A cab driver fuels up his CNG taxi on February 8, 2012 in San Francisco, California. San Francisco city officials announced today that 92 percent of San Francisco’s taxi fleet is comprised of hybrid or CNG vehicles

Chesapeake Energy has agreed to work with technology firm 3M to produce and market compressed natural gas tanks for the US transportation sector.

The second-largest natural gas producer is seeking to stimulate demand for the fuel at a time when natural gas prices have fallen to 10-year lows, forcing Chesapeake and some of its competitors to cut production and reduce the number of operating drill rigs because reserves are not economic at current market prices.

CNG tanks produced by the new partnership will reduce the current high cost of the vessels for gas-driven vehicles, and increase their performance, the companies said in a joint statement.

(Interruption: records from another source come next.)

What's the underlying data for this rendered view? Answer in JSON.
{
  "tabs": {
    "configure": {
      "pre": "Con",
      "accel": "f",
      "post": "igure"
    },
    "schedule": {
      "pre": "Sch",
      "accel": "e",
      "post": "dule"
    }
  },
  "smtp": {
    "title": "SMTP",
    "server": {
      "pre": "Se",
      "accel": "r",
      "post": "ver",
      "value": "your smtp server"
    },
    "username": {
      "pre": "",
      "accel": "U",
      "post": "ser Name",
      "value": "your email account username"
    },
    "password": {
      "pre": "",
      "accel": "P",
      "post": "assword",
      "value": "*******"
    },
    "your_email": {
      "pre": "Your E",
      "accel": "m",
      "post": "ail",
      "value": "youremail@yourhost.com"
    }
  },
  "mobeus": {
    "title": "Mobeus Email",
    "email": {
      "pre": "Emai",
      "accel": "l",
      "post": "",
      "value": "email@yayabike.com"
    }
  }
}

Using enhancements including liner advancements, barrier films and coatings, the tanks will be 10-20% lighter and have 10-20% greater capacity than currently available tanks, the companies said.

Chesapeake Energy chief executive Aubrey McClendon said increased use of natural gas as a transportation fuel will help reduce US dependence on imported oil.

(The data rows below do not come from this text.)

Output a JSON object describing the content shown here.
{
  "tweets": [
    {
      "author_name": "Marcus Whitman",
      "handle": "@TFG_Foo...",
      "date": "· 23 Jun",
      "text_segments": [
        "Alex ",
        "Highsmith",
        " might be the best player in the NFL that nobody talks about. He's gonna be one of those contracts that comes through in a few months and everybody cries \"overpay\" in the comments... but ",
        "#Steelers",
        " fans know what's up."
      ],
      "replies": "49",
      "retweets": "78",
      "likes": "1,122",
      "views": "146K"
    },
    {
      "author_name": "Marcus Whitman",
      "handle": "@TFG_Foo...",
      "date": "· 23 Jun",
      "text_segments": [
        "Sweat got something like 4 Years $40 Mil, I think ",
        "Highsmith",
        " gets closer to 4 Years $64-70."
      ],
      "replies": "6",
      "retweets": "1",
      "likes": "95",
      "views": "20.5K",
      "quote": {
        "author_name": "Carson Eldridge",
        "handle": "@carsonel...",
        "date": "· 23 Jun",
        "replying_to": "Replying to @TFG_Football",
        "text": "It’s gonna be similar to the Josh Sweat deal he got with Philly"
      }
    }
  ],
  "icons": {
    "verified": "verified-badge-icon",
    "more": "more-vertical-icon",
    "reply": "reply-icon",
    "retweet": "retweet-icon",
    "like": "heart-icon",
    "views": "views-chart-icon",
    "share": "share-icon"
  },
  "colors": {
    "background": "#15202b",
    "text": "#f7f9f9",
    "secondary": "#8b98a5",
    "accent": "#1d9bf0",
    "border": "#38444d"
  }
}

“We applaud 3M for recognizing the future of natural gas as a low-cost, cleaner alternative to gasoline, and for creating innovative tank technology that will make natural gas vehicles more affordable and accessible to fleets and individual consumers nationwide,” McClendon said.

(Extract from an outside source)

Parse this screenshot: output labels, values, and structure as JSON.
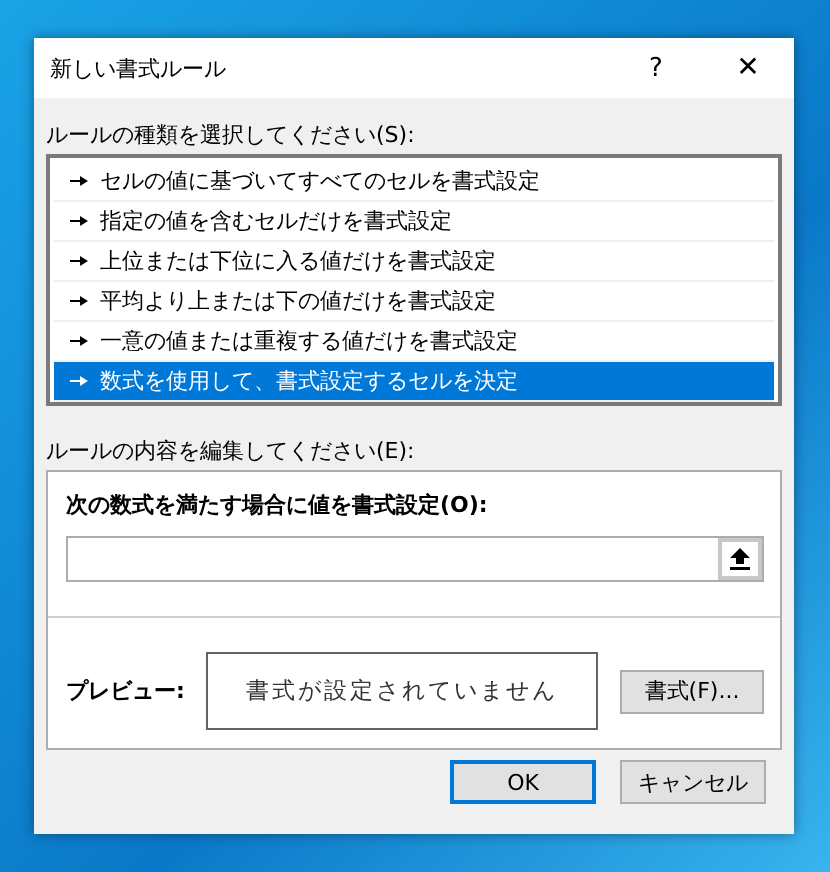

The Problem Isn’t The Price

According to Chesapeake, natural gas now sells for the gasoline equivalent of $1 to $2 a gallon, or around half the current price of retail gasoline.

Efforts to promote the use of natural gas for transportation, especially for private cars, may run into safety and capacity challenges, said Sam Jaffe, research manager at IDC Energy Insights, a global research and advisory company in Boulder, Colo.

With the space constraints of private cars, it will be difficult to make a CNG tank that’s big enough to provide the vehicle with a significant range, and such a vessel will increase the risk of explosions, Jaffe said.

“The problem isn’t the technology, it’s the fuel itself,” he said. “You are trying to put a square peg into a round hole.”

But the fuel has greater potential for trucks and buses because they have a more centralized refueling infrastructure that doesn’t require as much investment as a car-centered system would, Jaffe said.

Any significant increase in the use of CNG as a transportation fuel would also depend on developing an infrastructure of refueling stations, winning public confidence, and on natural gas staying as cheap as it is for a long time, he said.

Boosting The Demand Side

NYMEX natural gas futures hit a 10-year low of $2.23 per thousand Btu in late January because of oversupply caused by booming domestic production and slack demand during an unusually mild US winter.

Chesapeake said on Jan. 23 that it was approximately halving its U.S. rig count to 24 and reducing gas production by 1 billion cubic feet a day in response to the low market price.

The price has increased the need for producers like Chesapeake to boost demand, said Jaffe. “They can’t produce gas at this price and they need to increase demand so that the price will go up so they can get the gas out of the ground.”

Chesapeake said it will invest an initial $10 million in design and certification services and market development, and will use the new tanks for its corporate fleet. The money will come from Chesapeake NG Ventures, a unit that plans to invest $1 billion over the next 10 years in a number of programs designed to increase demand for natural gas.